The paper, produced by FIATA’s Advisory Body Legal Matters says that the Corruption Perceptions Index 2018 (Transparent International) showed that more than two-thirds of the 180 countries assessed scored below 50.
On the index, 0 means highly corrupt and 100 is very clean.
It adds that the World Bank revealed a correlation between the level of transparency in cross-border processes and regulations of a country and its Logistics Performance Index (LPI) score.
Poor performers in the LPI also did not have transparent borders, with informal payments being rare among the top 30 countries but common in lower performers.
Saying that corruption and bribery is a deep routed problem in many countries, the LPI Report 2018 (World Bank) showed that in comparison with 2015, the improvement in incidences of corruption is slower than that of customs, other procedures or trade and transport infrastructure.
Richard Gluck, chair of FIATA’s Advisory Body Legal Matters says: “It recommends adoption of clear rules on sensitive issues like gift-giving, facilitation payments and employment of third-party service providers. Recommended processes to deal with bribery solicitations from public officials are also included to help members in such situations.”

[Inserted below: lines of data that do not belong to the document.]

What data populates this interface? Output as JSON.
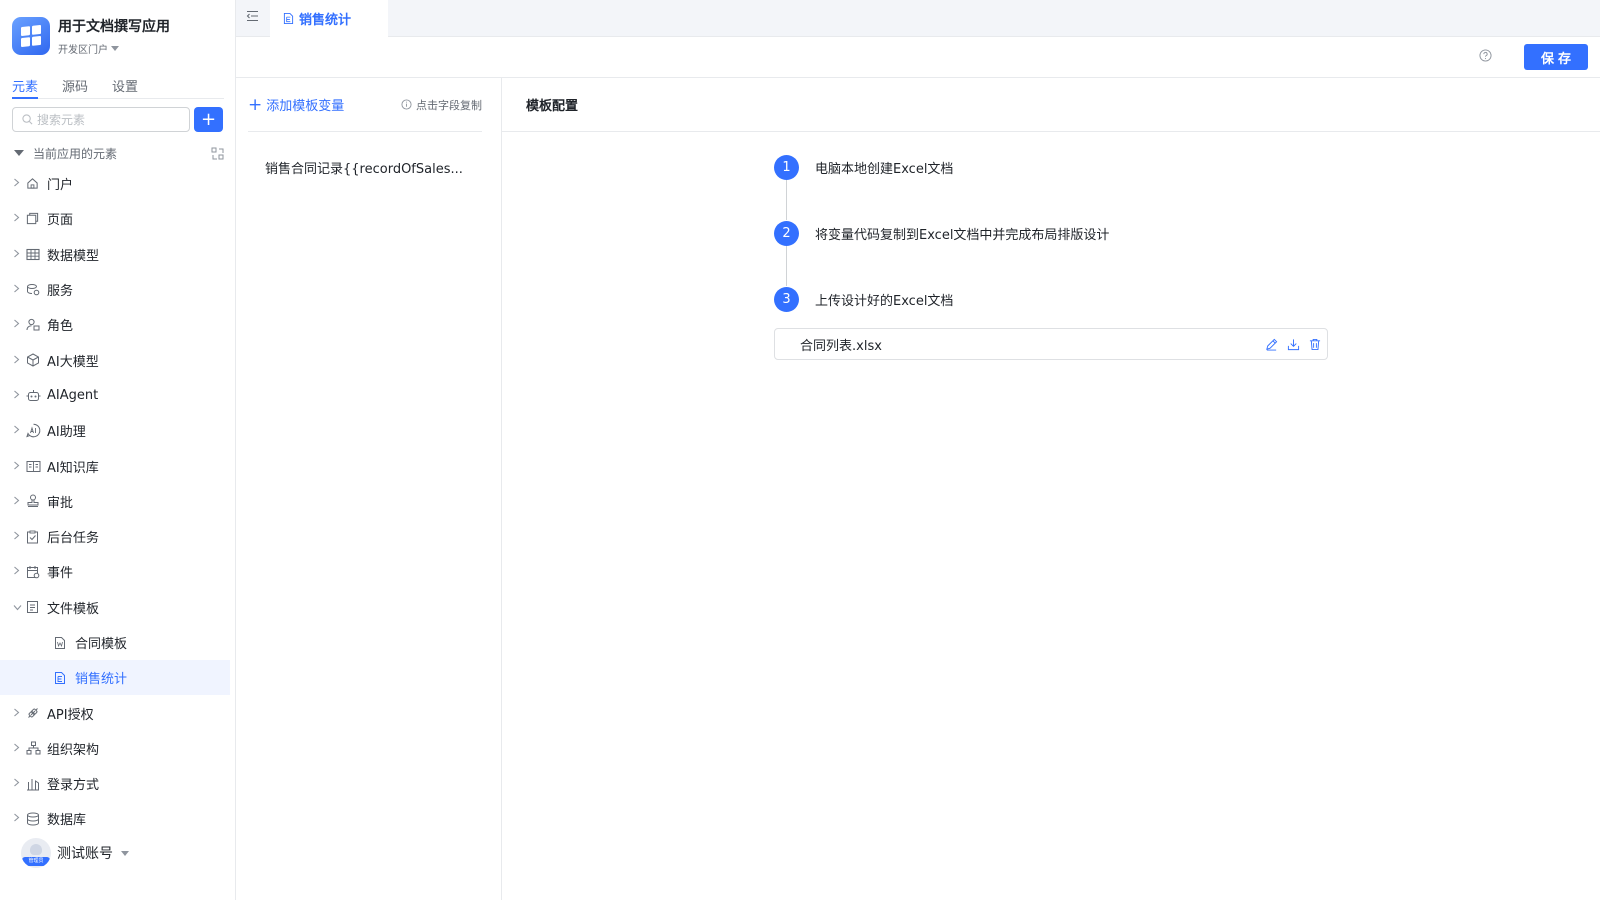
{
  "app": {
    "title": "用于文档撰写应用",
    "portal": "开发区门户"
  },
  "sidebar": {
    "tabs": [
      {
        "label": "元素",
        "active": true
      },
      {
        "label": "源码",
        "active": false
      },
      {
        "label": "设置",
        "active": false
      }
    ],
    "search_placeholder": "搜索元素",
    "add_label": "+",
    "tree_header": "当前应用的元素",
    "items": [
      {
        "label": "门户",
        "icon": "home-icon"
      },
      {
        "label": "页面",
        "icon": "page-icon"
      },
      {
        "label": "数据模型",
        "icon": "table-icon"
      },
      {
        "label": "服务",
        "icon": "service-icon"
      },
      {
        "label": "角色",
        "icon": "role-icon"
      },
      {
        "label": "AI大模型",
        "icon": "cube-icon"
      },
      {
        "label": "AIAgent",
        "icon": "robot-icon"
      },
      {
        "label": "AI助理",
        "icon": "ai-assistant-icon"
      },
      {
        "label": "AI知识库",
        "icon": "book-icon"
      },
      {
        "label": "审批",
        "icon": "stamp-icon"
      },
      {
        "label": "后台任务",
        "icon": "task-icon"
      },
      {
        "label": "事件",
        "icon": "event-icon"
      },
      {
        "label": "文件模板",
        "icon": "file-template-icon",
        "expanded": true
      },
      {
        "label": "合同模板",
        "icon": "word-file-icon",
        "child": true
      },
      {
        "label": "销售统计",
        "icon": "excel-file-icon",
        "child": true,
        "selected": true
      },
      {
        "label": "API授权",
        "icon": "api-icon"
      },
      {
        "label": "组织架构",
        "icon": "org-icon"
      },
      {
        "label": "登录方式",
        "icon": "login-icon"
      },
      {
        "label": "数据库",
        "icon": "database-icon"
      }
    ],
    "user": {
      "name": "测试账号",
      "badge": "管理员"
    }
  },
  "tabs": {
    "active_tab": "销售统计"
  },
  "toolbar": {
    "save_label": "保存"
  },
  "variables": {
    "add_label": "添加模板变量",
    "copy_hint": "点击字段复制",
    "items": [
      "销售合同记录{{recordOfSales..."
    ]
  },
  "config": {
    "title": "模板配置",
    "steps": [
      {
        "num": "1",
        "text": "电脑本地创建Excel文档"
      },
      {
        "num": "2",
        "text": "将变量代码复制到Excel文档中并完成布局排版设计"
      },
      {
        "num": "3",
        "text": "上传设计好的Excel文档"
      }
    ],
    "file_name": "合同列表.xlsx"
  },
  "colors": {
    "accent": "#3370ff",
    "selected_bg": "#f0f4ff",
    "border": "#e8eaed"
  }
}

Babar Badat, president of FIATA adds: “Fighting against corruption and bribery is critical to create a level-playing field for the logistics and freight forwarding industry and to lower the costs of trade for the entire supply chain. No one can win this fight on their own. FIATA will continue to work with all stakeholders and strive for a better business environment for the industry.”